From the back cover of Gail Hareven’s new novel (translated from the Hebrew by Dalya Bilu), The Confessions of Noa Weber: “This award-winning novel of one woman’s quest to understand her obsessive love for a mysterious man is by turns funny, self-mocking, and brutally honest.”
Well, this reader couldn’t resist that description, especially when it was complemented by this enthusiastic NPR review and book excerpt (but shame, again, on NPR for not crediting the translator, to whom I also owe my first encounters with such excellent Israeli writers as Aharon Appelfeld and Orly Castel-Bloom). Bonus: I have a recurrent weakness for novels and stories about writers. Noa Weber, the eponymous protagonist, is a writer (and a successful one!).
It happens, as we all know, that book jacket descriptions don’t always deliver on their promises. This one does–sort of.
That is to say, the book is, indeed “by turns funny, self-mocking, and brutally honest.” But I can’t say I think that the first-person narrator–that self-same Noa Weber–is all that interested in understanding her obsessive love for the itinerant, Soviet-born Alek, the father of her child, a man for whom, despite a nominal marriage, Noa is, in truth, more of a mistress than a wife. Talking about it with the reader (note, not with a psychotherapist), yes. Understanding it, I’m not so convinced.
Because, despite the occasional (rhetorical) question, Noa seems remarkably self-aware. She seems to understand and accept the situation.
Further, as a writer, she knows what is an interesting story, and what is not:
For the record I’ll simply mention here that I was favored by the luck of the draw. I grew up well fed and protected, and that’s another reason why where and how I “came into the world” is not a matter of public interest. People who’ve survived a holocaust, who were born into a world that no longer exists, they can begin their biographies with “I was born,” my heroic father can begin his story with “I am born.” Not me. My early history is too boring, it fails to provide any explanation for what happened to me in later years, and I have never felt the urge to examine it or whine about it. Nor do I now.
In any case, it’s no great loss, and if the right to say “I was born” has to be paid for in dire catastrophes, stepfathers, orphanages, and picking pockets in the marketplace, I say , “No thanks,” and choose to enter this story at the age of seventeen, where the real me begins:
Me and my love for Alek–which against my better judgment I experience as transcendence.
In this case, I’m not sure the lack of an explicit, sustained quest for understanding (if I’m right) is such a flaw.
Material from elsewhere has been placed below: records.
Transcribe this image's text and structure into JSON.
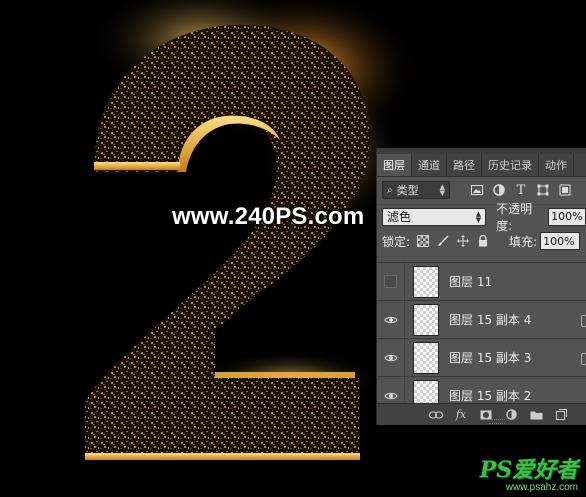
{
  "artwork": {
    "watermark_text": "www.240PS.com",
    "glyph": "2"
  },
  "logo": {
    "main": "PS爱好者",
    "sub": "www.psahz.com"
  },
  "layers_panel": {
    "tabs": [
      {
        "label": "图层",
        "active": true
      },
      {
        "label": "通道",
        "active": false
      },
      {
        "label": "路径",
        "active": false
      },
      {
        "label": "历史记录",
        "active": false
      },
      {
        "label": "动作",
        "active": false
      }
    ],
    "filter": {
      "kind_value": "类型",
      "icons": [
        "image-filter-icon",
        "adjustment-filter-icon",
        "type-filter-icon",
        "shape-filter-icon",
        "smart-object-filter-icon"
      ]
    },
    "blend_mode": "滤色",
    "opacity_label": "不透明度:",
    "opacity_value": "100%",
    "lock_label": "锁定:",
    "fill_label": "填充:",
    "fill_value": "100%",
    "layers": [
      {
        "name": "图层 11",
        "visible": false
      },
      {
        "name": "图层 15 副本 4",
        "visible": true
      },
      {
        "name": "图层 15 副本 3",
        "visible": true
      },
      {
        "name": "图层 15 副本 2",
        "visible": true
      }
    ],
    "bottom_icons": [
      "link-layers-icon",
      "fx-icon",
      "add-mask-icon",
      "adjustment-layer-icon",
      "new-group-icon",
      "new-layer-icon"
    ]
  }
}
The book works so very well without it.
Especially for this American reader, who considers herself woefully under-read in Israeli literature, who appreciated the book’s Israeli setting and context, who is grateful to be able to read the work of a writer who has won the prestigious Sapir Prize, and who, quite simply, looked forward to reading the next chapters for all the recent evenings the book has rested on her bedside table.
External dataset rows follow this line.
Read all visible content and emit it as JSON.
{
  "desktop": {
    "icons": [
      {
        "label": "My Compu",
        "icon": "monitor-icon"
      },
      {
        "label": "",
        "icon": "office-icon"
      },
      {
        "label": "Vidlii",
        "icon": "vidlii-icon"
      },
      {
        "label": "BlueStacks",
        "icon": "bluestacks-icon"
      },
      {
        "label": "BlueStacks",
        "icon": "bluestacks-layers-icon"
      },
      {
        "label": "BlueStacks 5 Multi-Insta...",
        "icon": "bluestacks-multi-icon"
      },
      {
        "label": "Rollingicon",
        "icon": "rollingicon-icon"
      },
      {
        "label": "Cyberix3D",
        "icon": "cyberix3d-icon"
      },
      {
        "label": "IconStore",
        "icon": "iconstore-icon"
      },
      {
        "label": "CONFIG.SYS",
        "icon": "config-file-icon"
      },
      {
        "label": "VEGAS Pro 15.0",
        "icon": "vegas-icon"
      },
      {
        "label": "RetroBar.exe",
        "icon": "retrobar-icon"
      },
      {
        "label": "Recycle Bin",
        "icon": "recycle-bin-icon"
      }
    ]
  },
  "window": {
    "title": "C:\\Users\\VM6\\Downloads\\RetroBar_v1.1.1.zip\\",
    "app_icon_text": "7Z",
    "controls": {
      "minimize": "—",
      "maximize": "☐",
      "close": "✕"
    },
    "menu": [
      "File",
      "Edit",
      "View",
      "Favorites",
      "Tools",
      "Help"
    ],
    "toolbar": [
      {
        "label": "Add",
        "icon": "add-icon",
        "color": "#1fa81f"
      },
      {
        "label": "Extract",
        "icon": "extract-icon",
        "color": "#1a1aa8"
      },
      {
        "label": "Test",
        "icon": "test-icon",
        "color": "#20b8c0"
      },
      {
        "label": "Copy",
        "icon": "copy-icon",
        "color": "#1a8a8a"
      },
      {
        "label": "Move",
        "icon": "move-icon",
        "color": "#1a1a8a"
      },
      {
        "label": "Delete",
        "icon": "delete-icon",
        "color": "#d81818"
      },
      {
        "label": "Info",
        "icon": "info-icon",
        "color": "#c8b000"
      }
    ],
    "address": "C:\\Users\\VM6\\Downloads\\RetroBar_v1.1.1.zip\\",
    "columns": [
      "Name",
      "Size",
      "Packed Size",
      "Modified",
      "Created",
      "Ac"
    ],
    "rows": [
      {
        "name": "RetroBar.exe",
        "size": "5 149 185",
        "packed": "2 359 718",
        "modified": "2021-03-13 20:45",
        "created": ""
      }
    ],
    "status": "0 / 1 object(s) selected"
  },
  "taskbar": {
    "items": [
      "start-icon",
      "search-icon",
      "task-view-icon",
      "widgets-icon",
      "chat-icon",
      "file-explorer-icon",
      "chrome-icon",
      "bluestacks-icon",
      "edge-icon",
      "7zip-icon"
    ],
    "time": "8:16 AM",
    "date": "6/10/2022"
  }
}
—Gail Hareven’s profile on the Institute for the Translation of Hebrew Literature Web site.
—An interview with Gail Hareven in The Forward.
—The Complete Review‘s review of The Confessions of Noa Weber. Much more articulate than anything I’ve attempted to write here. Really captures the book.
(cross-posted on My Machberet)